The biggest risk to consider when applying for a joint credit card application is that you are putting your credit card rating in the hands of the co-signer. Any debts incurred after signing that paper ultimately will affect your credit card score. This opens the door for the co-signer to accumulate debt and leave you responsible for paying for it.
In addition to assessing the co-signor’s financial history, evaluate the type of relationship you two have. Marriages are easy to assess since you have already entered into a binding legal agreement. Long-term relationships give you ample time to see your partner’s spending habits. If you are considering co-signing with someone in newer relationships or even friendships, you may be operating on little information, which can be potentially dangerous. Familial relationships are of a completely different breed. Since you can’t choose your family like you can your friends and partners, treat these on a case by case basis.Back to top
Regardless of the relationship you hold with the person asking you to co-sign, if the person on your joint credit card application is late in making payments, then it is also reflecting badly on you and your credit may be tainted.
There is a widely held belief that relationships and money should never mix— this adage includes cosigning on a credit card or loan. Should you end up with debt and the relationship destroyed, it could ruin your credit. It is always better to air on the side of caution with joint credit card applications. If you have no doubts that the co-signer can make the payments, then help the person out in good faith. If someone does ask you to co-sign and you are unsure, then you should say no, and leave it at that. It may be tough for a while, but a good friend, significant other or spouse will get past it.
Joint Account Credit Cards Comparison
Rates last updated October 28th, 2016.
- St.George Vertigo Visa
Balance transfer and purchase offer have been extended until 4 January 2017.
September 30th, 2016
- Bank of Melbourne Vertigo Platinum
Balance transfer offer changed from 20 to 18 months, extended until 4 January 2017.

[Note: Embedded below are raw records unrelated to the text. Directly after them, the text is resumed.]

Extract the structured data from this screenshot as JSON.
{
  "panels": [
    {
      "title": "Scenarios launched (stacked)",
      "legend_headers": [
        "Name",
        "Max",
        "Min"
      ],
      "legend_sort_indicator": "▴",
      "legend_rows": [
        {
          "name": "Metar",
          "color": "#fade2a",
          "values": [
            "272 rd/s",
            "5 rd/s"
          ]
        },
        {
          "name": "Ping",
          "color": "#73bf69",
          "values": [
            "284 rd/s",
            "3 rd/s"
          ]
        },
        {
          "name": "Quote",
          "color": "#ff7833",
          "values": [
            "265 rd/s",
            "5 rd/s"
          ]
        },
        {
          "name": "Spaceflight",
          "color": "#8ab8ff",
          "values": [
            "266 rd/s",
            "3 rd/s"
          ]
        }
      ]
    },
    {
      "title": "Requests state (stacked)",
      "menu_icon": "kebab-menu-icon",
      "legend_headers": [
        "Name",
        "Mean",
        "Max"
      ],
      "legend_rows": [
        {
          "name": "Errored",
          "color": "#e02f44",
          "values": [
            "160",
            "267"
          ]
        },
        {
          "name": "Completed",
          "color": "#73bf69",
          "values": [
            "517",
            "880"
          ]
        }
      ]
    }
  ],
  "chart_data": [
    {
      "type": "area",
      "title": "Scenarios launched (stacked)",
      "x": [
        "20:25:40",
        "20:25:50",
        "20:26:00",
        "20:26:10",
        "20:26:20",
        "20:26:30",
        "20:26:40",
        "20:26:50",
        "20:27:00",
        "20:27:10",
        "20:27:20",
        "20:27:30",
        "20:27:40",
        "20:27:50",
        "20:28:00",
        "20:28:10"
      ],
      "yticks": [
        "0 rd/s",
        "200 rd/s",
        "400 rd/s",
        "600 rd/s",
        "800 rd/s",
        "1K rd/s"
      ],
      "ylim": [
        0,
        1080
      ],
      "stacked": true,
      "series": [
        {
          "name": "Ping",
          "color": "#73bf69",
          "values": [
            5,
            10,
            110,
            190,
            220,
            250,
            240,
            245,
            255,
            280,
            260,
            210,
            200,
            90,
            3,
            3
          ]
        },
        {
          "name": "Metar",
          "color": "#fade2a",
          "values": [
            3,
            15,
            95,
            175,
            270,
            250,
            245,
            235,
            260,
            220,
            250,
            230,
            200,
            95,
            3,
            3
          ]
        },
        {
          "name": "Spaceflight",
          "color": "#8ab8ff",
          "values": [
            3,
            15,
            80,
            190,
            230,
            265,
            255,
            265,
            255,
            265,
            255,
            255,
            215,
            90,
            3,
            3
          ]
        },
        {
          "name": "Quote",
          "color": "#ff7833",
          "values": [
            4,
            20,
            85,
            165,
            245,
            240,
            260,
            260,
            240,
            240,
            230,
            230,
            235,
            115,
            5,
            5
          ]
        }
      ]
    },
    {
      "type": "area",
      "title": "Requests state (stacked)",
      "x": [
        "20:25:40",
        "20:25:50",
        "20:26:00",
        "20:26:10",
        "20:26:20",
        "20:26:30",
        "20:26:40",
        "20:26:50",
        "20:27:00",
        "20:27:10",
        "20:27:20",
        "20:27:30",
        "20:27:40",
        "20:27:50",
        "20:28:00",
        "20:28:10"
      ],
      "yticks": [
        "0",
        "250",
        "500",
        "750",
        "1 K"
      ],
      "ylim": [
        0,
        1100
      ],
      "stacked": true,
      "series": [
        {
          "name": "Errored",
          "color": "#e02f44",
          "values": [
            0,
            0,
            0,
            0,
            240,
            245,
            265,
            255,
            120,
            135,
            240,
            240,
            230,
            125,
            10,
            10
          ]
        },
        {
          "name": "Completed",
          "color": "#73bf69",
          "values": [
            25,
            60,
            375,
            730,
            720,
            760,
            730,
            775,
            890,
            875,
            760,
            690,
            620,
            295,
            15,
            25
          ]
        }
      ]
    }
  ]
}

September 30th, 2016
- Bank of Melbourne Vertigo Visa Credit Card
Intro APR of 1% for 12 months and BT offer of 0% for 18 months extended until 4 January 2017.
September 30th, 2016